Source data

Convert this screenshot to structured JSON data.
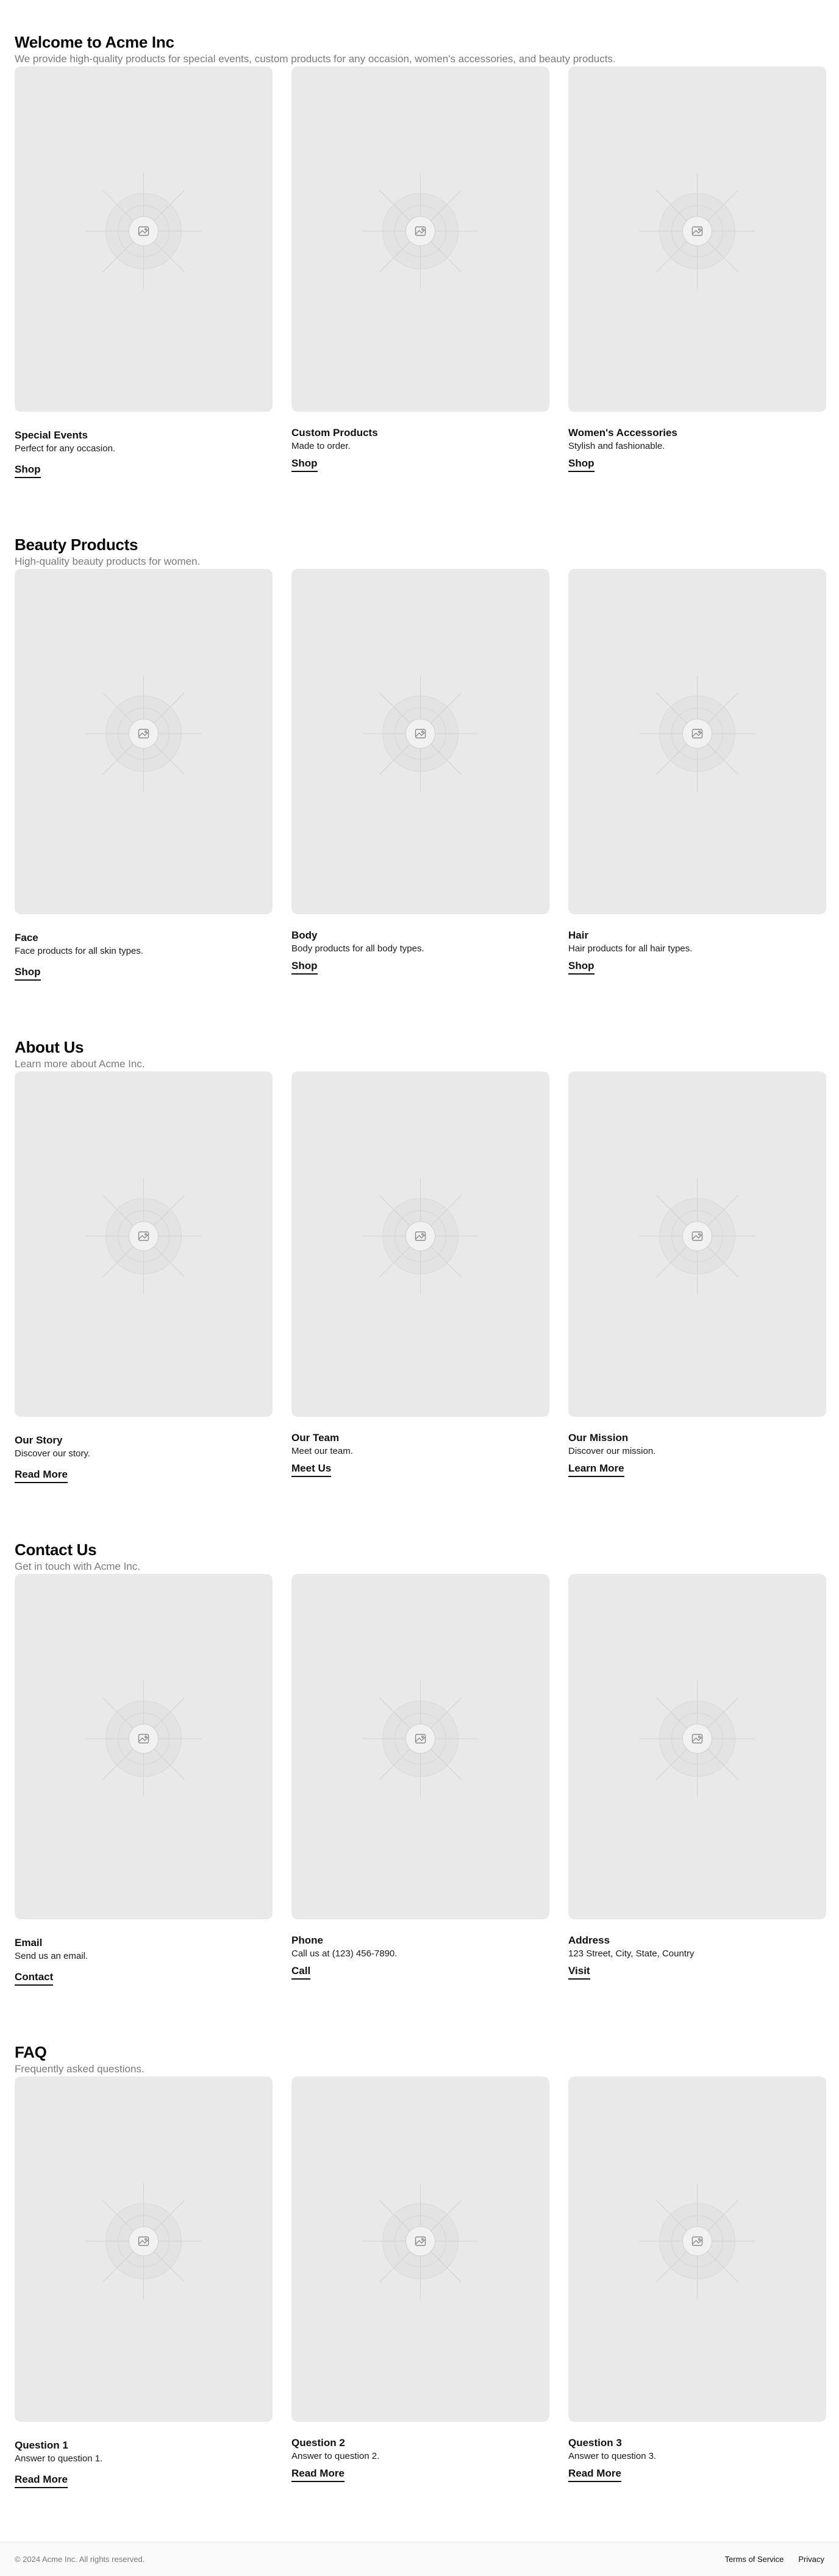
{
  "sections": [
    {
      "title": "Welcome to Acme Inc",
      "subtitle": "We provide high-quality products for special events, custom products for any occasion, women's accessories, and beauty products.",
      "cards": [
        {
          "title": "Special Events",
          "text": "Perfect for any occasion.",
          "link": "Shop"
        },
        {
          "title": "Custom Products",
          "text": "Made to order.",
          "link": "Shop"
        },
        {
          "title": "Women's Accessories",
          "text": "Stylish and fashionable.",
          "link": "Shop"
        }
      ]
    },
    {
      "title": "Beauty Products",
      "subtitle": "High-quality beauty products for women.",
      "cards": [
        {
          "title": "Face",
          "text": "Face products for all skin types.",
          "link": "Shop"
        },
        {
          "title": "Body",
          "text": "Body products for all body types.",
          "link": "Shop"
        },
        {
          "title": "Hair",
          "text": "Hair products for all hair types.",
          "link": "Shop"
        }
      ]
    },
    {
      "title": "About Us",
      "subtitle": "Learn more about Acme Inc.",
      "cards": [
        {
          "title": "Our Story",
          "text": "Discover our story.",
          "link": "Read More"
        },
        {
          "title": "Our Team",
          "text": "Meet our team.",
          "link": "Meet Us"
        },
        {
          "title": "Our Mission",
          "text": "Discover our mission.",
          "link": "Learn More"
        }
      ]
    },
    {
      "title": "Contact Us",
      "subtitle": "Get in touch with Acme Inc.",
      "cards": [
        {
          "title": "Email",
          "text": "Send us an email.",
          "link": "Contact"
        },
        {
          "title": "Phone",
          "text": "Call us at (123) 456-7890.",
          "link": "Call"
        },
        {
          "title": "Address",
          "text": "123 Street, City, State, Country",
          "link": "Visit"
        }
      ]
    },
    {
      "title": "FAQ",
      "subtitle": "Frequently asked questions.",
      "cards": [
        {
          "title": "Question 1",
          "text": "Answer to question 1.",
          "link": "Read More"
        },
        {
          "title": "Question 2",
          "text": "Answer to question 2.",
          "link": "Read More"
        },
        {
          "title": "Question 3",
          "text": "Answer to question 3.",
          "link": "Read More"
        }
      ]
    }
  ],
  "placeholder_icon": "image-placeholder-icon",
  "footer": {
    "copyright": "© 2024 Acme Inc. All rights reserved.",
    "links": [
      "Terms of Service",
      "Privacy"
    ]
  },
  "colors": {
    "background": "#ffffff",
    "placeholder": "#e9e9e9",
    "muted_text": "#7a7a7a",
    "text": "#111111"
  }
}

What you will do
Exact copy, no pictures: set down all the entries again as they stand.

Your response
Convert this screenshot to structured JSON data.
{
  "sections": [
    {
      "title": "Welcome to Acme Inc",
      "subtitle": "We provide high-quality products for special events, custom products for any occasion, women's accessories, and beauty products.",
      "cards": [
        {
          "title": "Special Events",
          "text": "Perfect for any occasion.",
          "link": "Shop"
        },
        {
          "title": "Custom Products",
          "text": "Made to order.",
          "link": "Shop"
        },
        {
          "title": "Women's Accessories",
          "text": "Stylish and fashionable.",
          "link": "Shop"
        }
      ]
    },
    {
      "title": "Beauty Products",
      "subtitle": "High-quality beauty products for women.",
      "cards": [
        {
          "title": "Face",
          "text": "Face products for all skin types.",
          "link": "Shop"
        },
        {
          "title": "Body",
          "text": "Body products for all body types.",
          "link": "Shop"
        },
        {
          "title": "Hair",
          "text": "Hair products for all hair types.",
          "link": "Shop"
        }
      ]
    },
    {
      "title": "About Us",
      "subtitle": "Learn more about Acme Inc.",
      "cards": [
        {
          "title": "Our Story",
          "text": "Discover our story.",
          "link": "Read More"
        },
        {
          "title": "Our Team",
          "text": "Meet our team.",
          "link": "Meet Us"
        },
        {
          "title": "Our Mission",
          "text": "Discover our mission.",
          "link": "Learn More"
        }
      ]
    },
    {
      "title": "Contact Us",
      "subtitle": "Get in touch with Acme Inc.",
      "cards": [
        {
          "title": "Email",
          "text": "Send us an email.",
          "link": "Contact"
        },
        {
          "title": "Phone",
          "text": "Call us at (123) 456-7890.",
          "link": "Call"
        },
        {
          "title": "Address",
          "text": "123 Street, City, State, Country",
          "link": "Visit"
        }
      ]
    },
    {
      "title": "FAQ",
      "subtitle": "Frequently asked questions.",
      "cards": [
        {
          "title": "Question 1",
          "text": "Answer to question 1.",
          "link": "Read More"
        },
        {
          "title": "Question 2",
          "text": "Answer to question 2.",
          "link": "Read More"
        },
        {
          "title": "Question 3",
          "text": "Answer to question 3.",
          "link": "Read More"
        }
      ]
    }
  ],
  "placeholder_icon": "image-placeholder-icon",
  "footer": {
    "copyright": "© 2024 Acme Inc. All rights reserved.",
    "links": [
      "Terms of Service",
      "Privacy"
    ]
  },
  "colors": {
    "background": "#ffffff",
    "placeholder": "#e9e9e9",
    "muted_text": "#7a7a7a",
    "text": "#111111"
  }
}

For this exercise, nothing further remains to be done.